Okay so the title is kinda vague, let me try and make it a little more clearer.
Some of my favorite video games are meant to create discomfort and ask meaningful questions of the player. Silent Hill 2, Far Cry 2 (debatable), the launch version of No Man's Sky, Spec Ops the Line, the list goes on. By discomfort, I mean create a sense of loneliness, dread, and/or introspection that an interactive medium can provide. It's fairly easy to market a game as being fun. E3 is basically just all fun all the time. But a game like Silent Hill 2, a game that focuses on dread and atmosphere, isn't so easily marketable. Most of these types of games get popular via word of mouth and critic access. But let's pretend you have a marketing budget to work with and you have to make a presentation for E3 for No Man's Sky. A game that revels in it's aimlessness and loneliness and doesn't necessarily want the player to have fun.
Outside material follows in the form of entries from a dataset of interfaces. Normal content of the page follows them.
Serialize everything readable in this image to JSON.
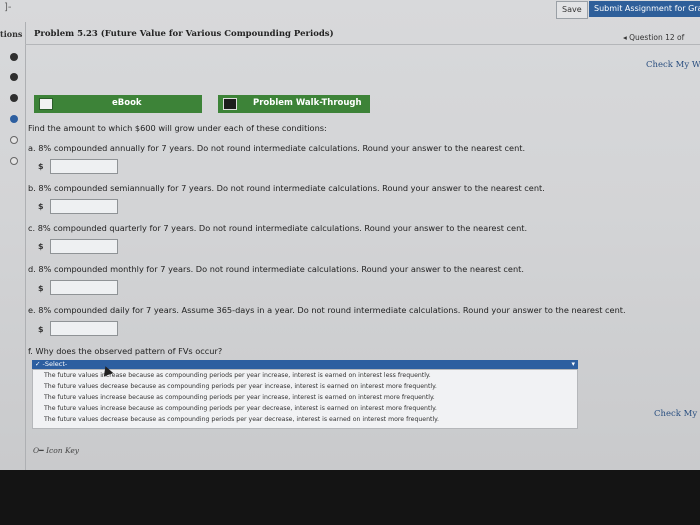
{
  "topbar": {
    "corner": "]-",
    "save_label": "Save",
    "submit_label": "Submit Assignment for Grad"
  },
  "sidebar": {
    "label": "tions"
  },
  "problem": {
    "title": "Problem 5.23 (Future Value for Various Compounding Periods)"
  },
  "nav": {
    "question": "◂ Question 12 of",
    "check_top": "Check My W",
    "check_bottom": "Check My"
  },
  "tabs": {
    "ebook": "eBook",
    "walkthrough": "Problem Walk-Through"
  },
  "intro": "Find the amount to which $600 will grow under each of these conditions:",
  "parts": [
    "a. 8% compounded annually for 7 years. Do not round intermediate calculations. Round your answer to the nearest cent.",
    "b. 8% compounded semiannually for 7 years. Do not round intermediate calculations. Round your answer to the nearest cent.",
    "c. 8% compounded quarterly for 7 years. Do not round intermediate calculations. Round your answer to the nearest cent.",
    "d. 8% compounded monthly for 7 years. Do not round intermediate calculations. Round your answer to the nearest cent.",
    "e. 8% compounded daily for 7 years. Assume 365-days in a year. Do not round intermediate calculations. Round your answer to the nearest cent."
  ],
  "currency": "$",
  "question_f": "f. Why does the observed pattern of FVs occur?",
  "select": {
    "selected": "✓ -Select-",
    "options": [
      "The future values increase because as compounding periods per year increase, interest is earned on interest less frequently.",
      "The future values decrease because as compounding periods per year increase, interest is earned on interest more frequently.",
      "The future values increase because as compounding periods per year increase, interest is earned on interest more frequently.",
      "The future values increase because as compounding periods per year decrease, interest is earned on interest more frequently.",
      "The future values decrease because as compounding periods per year decrease, interest is earned on interest more frequently."
    ]
  },
  "icon_key": "Icon Key",
  "colors": {
    "accent": "#2d5fa0",
    "tab_green": "#3d8338"
  }
}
Obviously, the folks at Hello Games made the game out to be this big open ended adventure with lots of fun choices on how the player can interact with it and it ended up ruining their reputation. But honestly? I don't envy them the task. I don't think that a game in which the concept of existing in a universe alone in which you do repetitive activities over and over again with a storyline centered around finding meaning and purpose in the mundane is really marketable at all. I'm prepared for the comments saying I'm grasping at straws here and that NMS is an exercise in marketing deception and farce, but humor me here. If the original vision and intent was to create an exercise in finding purpose in a beautiful universe in which you do mundane crafting and survival to get by, how would you go about marketing it? It is purposefully not fun and unappealing.
This thread ended up being about No Man's Sky more than anything, but I think it's a great example of a game designed to be not fun that got a big marketing spotlight that ended up ruining the reputation of its creators so hard that they basically made into the fun game they initially promised. I'll get a lot of comments here saying that the game shouldn't be the way it is designed at all at launch, but that isn't the point of the thread. If you were hired to market the game at something like E3, regardless of how you felt the quality and intent was, what would you do? Being honest and upfront about its intent doesn't make a flashy and interesting show and that's what marketing is in general.
Think it over if you want. :)